Reporter: Natalia Viana
"We don’t have the contract to the new house. Nothing has arrived"
We went there for my husband’s work, we came together. He is a workman, construction. We lived in a house inside a warehouse. We lived there for two and a half years, I think. Almost three. In 700.
My house was made of brick, it had a floor. Everything was cool. It had a bedroom, a bathroom, just three rooms.
This eviction story has been around for some time. When this business started of building the highway, I don’t know what it’s called.
Not everything no, just where the highway is going past, the BRT [bus rapid transit] that they are doing.
So everyone really had to leave. City Hall went there and said they would give everyone an apartment, and some would get a house. That’s how it was. When it got to November, they put everyone into rented places. While they were taking people out, they were there every day, until they had got everyone out. They put everyone into their new places, because everyone had a place to go to, you know.
This changed in November – I can’t remember which day – and on April 16 we moved here.
It’s great, here it’s cool. We just don’t like what’s happening now. There is an order of eviction, but not from the bank. Because we don’t have either a contract or a letter, nothing has arrived. But as it’s Jorge who is in front of things, they are going to give it to him. If it has arrived it is for those who have a letter from the bank, we don’t have one. We said: “If one goes, we all go.” But where would we go? Because this is our house, we are not going to lose it. They took us out of there and said we are not going to lose out, because this house is ours just like the other one was. That was what they said: that we would move here, but this was ours. We weren’t to pay anything, you see? That’s what we are afraid of. We are afraid and we aren’t at the same time, because whatever happens we are not going to lose out.

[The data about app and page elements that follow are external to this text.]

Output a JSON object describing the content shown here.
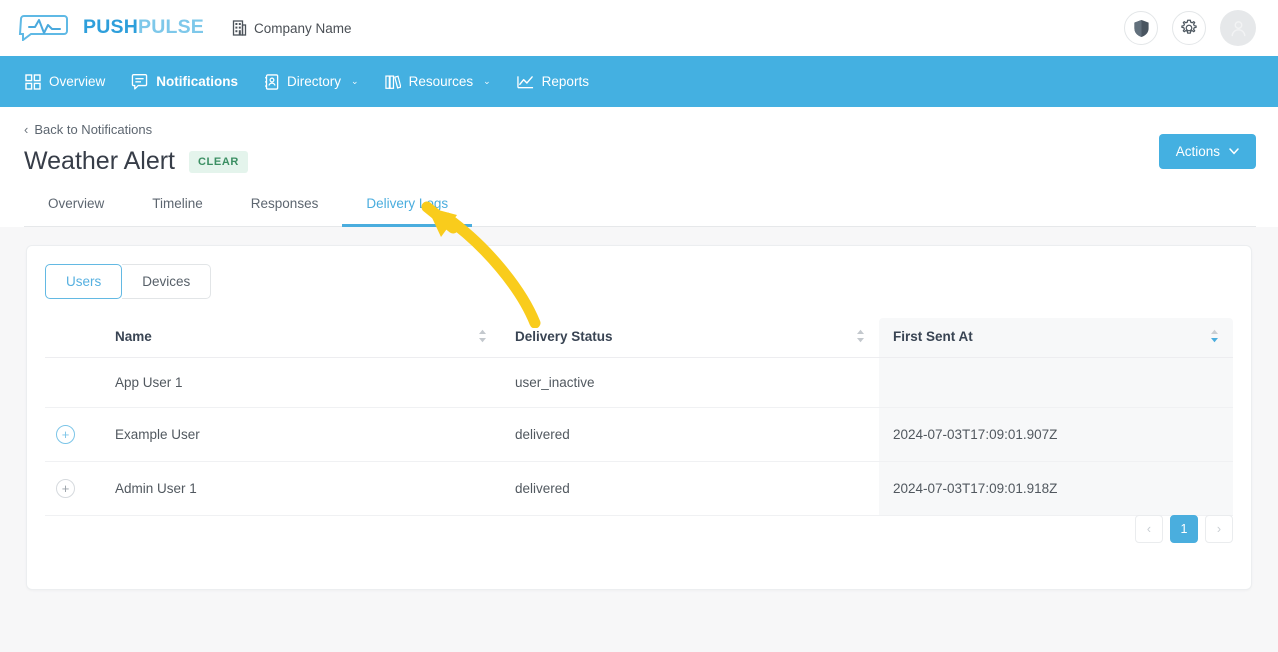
{
  "brand": {
    "logo_text_bold": "PUSH",
    "logo_text_light": "PULSE",
    "logo_icon": "pulse-bubble-icon"
  },
  "topbar": {
    "company_name": "Company Name",
    "company_icon": "building-icon",
    "shield_icon": "shield-icon",
    "settings_icon": "gear-icon",
    "avatar_icon": "user-avatar-icon",
    "accent_color": "#44b0e1"
  },
  "nav": {
    "items": [
      {
        "label": "Overview",
        "icon": "grid-icon",
        "caret": false,
        "active": false
      },
      {
        "label": "Notifications",
        "icon": "speech-bubble-icon",
        "caret": false,
        "active": true
      },
      {
        "label": "Directory",
        "icon": "contact-card-icon",
        "caret": true,
        "active": false
      },
      {
        "label": "Resources",
        "icon": "books-icon",
        "caret": true,
        "active": false
      },
      {
        "label": "Reports",
        "icon": "line-chart-icon",
        "caret": false,
        "active": false
      }
    ],
    "caret_glyph": "⌄"
  },
  "header": {
    "back_label": "Back to Notifications",
    "back_icon": "chevron-left-icon",
    "title": "Weather Alert",
    "status_badge": "CLEAR",
    "status_badge_color": "#3b8f63",
    "actions_label": "Actions",
    "actions_caret": "⌄"
  },
  "tabs": [
    {
      "label": "Overview",
      "active": false
    },
    {
      "label": "Timeline",
      "active": false
    },
    {
      "label": "Responses",
      "active": false
    },
    {
      "label": "Delivery Logs",
      "active": true
    }
  ],
  "card": {
    "segments": [
      {
        "label": "Users",
        "active": true
      },
      {
        "label": "Devices",
        "active": false
      }
    ],
    "table": {
      "columns": [
        {
          "label": "Name",
          "sortable": true,
          "sorted": false
        },
        {
          "label": "Delivery Status",
          "sortable": true,
          "sorted": false
        },
        {
          "label": "First Sent At",
          "sortable": true,
          "sorted": true
        }
      ],
      "rows": [
        {
          "expandable": false,
          "expand_state": "none",
          "name": "App User 1",
          "status": "user_inactive",
          "first_sent_at": ""
        },
        {
          "expandable": true,
          "expand_state": "highlighted",
          "name": "Example User",
          "status": "delivered",
          "first_sent_at": "2024-07-03T17:09:01.907Z"
        },
        {
          "expandable": true,
          "expand_state": "normal",
          "name": "Admin User 1",
          "status": "delivered",
          "first_sent_at": "2024-07-03T17:09:01.918Z"
        }
      ],
      "expand_glyph": "+"
    },
    "pagination": {
      "prev_glyph": "‹",
      "next_glyph": "›",
      "pages": [
        "1"
      ],
      "current_page": "1"
    }
  },
  "annotation": {
    "type": "curved-arrow",
    "color": "#f9cc1c",
    "points_to": "Delivery Logs"
  }
}
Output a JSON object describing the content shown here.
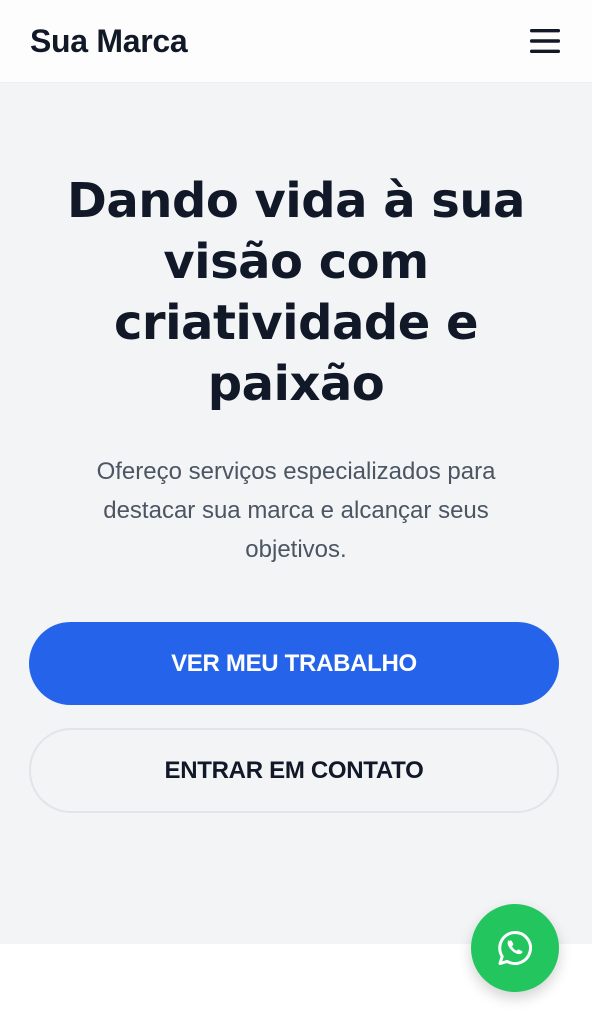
{
  "header": {
    "brand": "Sua Marca",
    "menu_icon": "hamburger-menu-icon"
  },
  "hero": {
    "title": "Dando vida à sua visão com criatividade e paixão",
    "subtitle": "Ofereço serviços especializados para destacar sua marca e alcançar seus objetivos.",
    "primary_button": "VER MEU TRABALHO",
    "secondary_button": "ENTRAR EM CONTATO"
  },
  "floating": {
    "icon": "whatsapp-icon"
  },
  "colors": {
    "primary": "#2563eb",
    "whatsapp": "#22c55e",
    "hero_bg": "#f3f4f6",
    "text_dark": "#111827",
    "text_muted": "#4b5563"
  }
}
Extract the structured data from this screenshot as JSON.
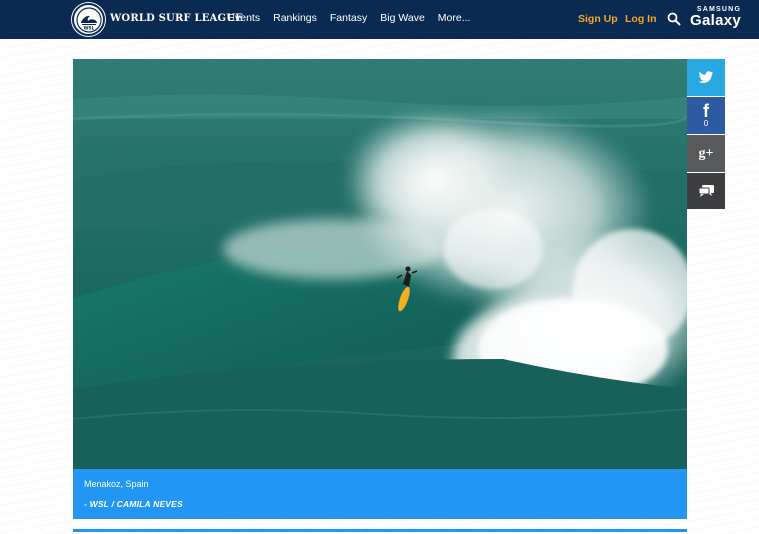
{
  "header": {
    "logo_icon": "wsl-logo-icon",
    "brand": "WORLD SURF LEAGUE",
    "nav": [
      "Events",
      "Rankings",
      "Fantasy",
      "Big Wave",
      "More..."
    ],
    "sign_up": "Sign Up",
    "log_in": "Log In",
    "search_icon": "search-icon",
    "sponsor_line1": "SAMSUNG",
    "sponsor_line2": "Galaxy",
    "colors": {
      "bar": "#0b2a52",
      "accent": "#f5a623"
    }
  },
  "share": {
    "twitter_icon": "twitter-icon",
    "facebook_icon": "facebook-icon",
    "facebook_glyph": "f",
    "facebook_count": "0",
    "google_icon": "google-plus-icon",
    "google_glyph": "g+",
    "comment_icon": "comment-icon"
  },
  "photo": {
    "caption_location": "Menakoz, Spain",
    "caption_credit": "- WSL / CAMILA NEVES",
    "caption_color": "#2196f3"
  }
}
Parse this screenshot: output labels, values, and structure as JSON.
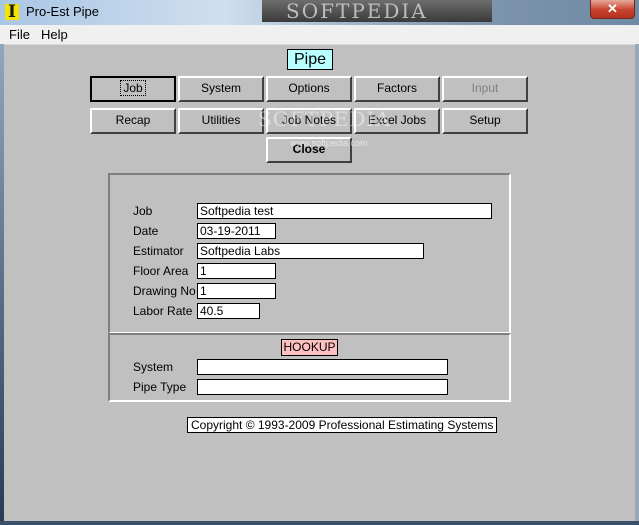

Rua Ipadu, 700, Curicica
Now living in
Minha Casa Minha Vida Colonia Juliano Moreira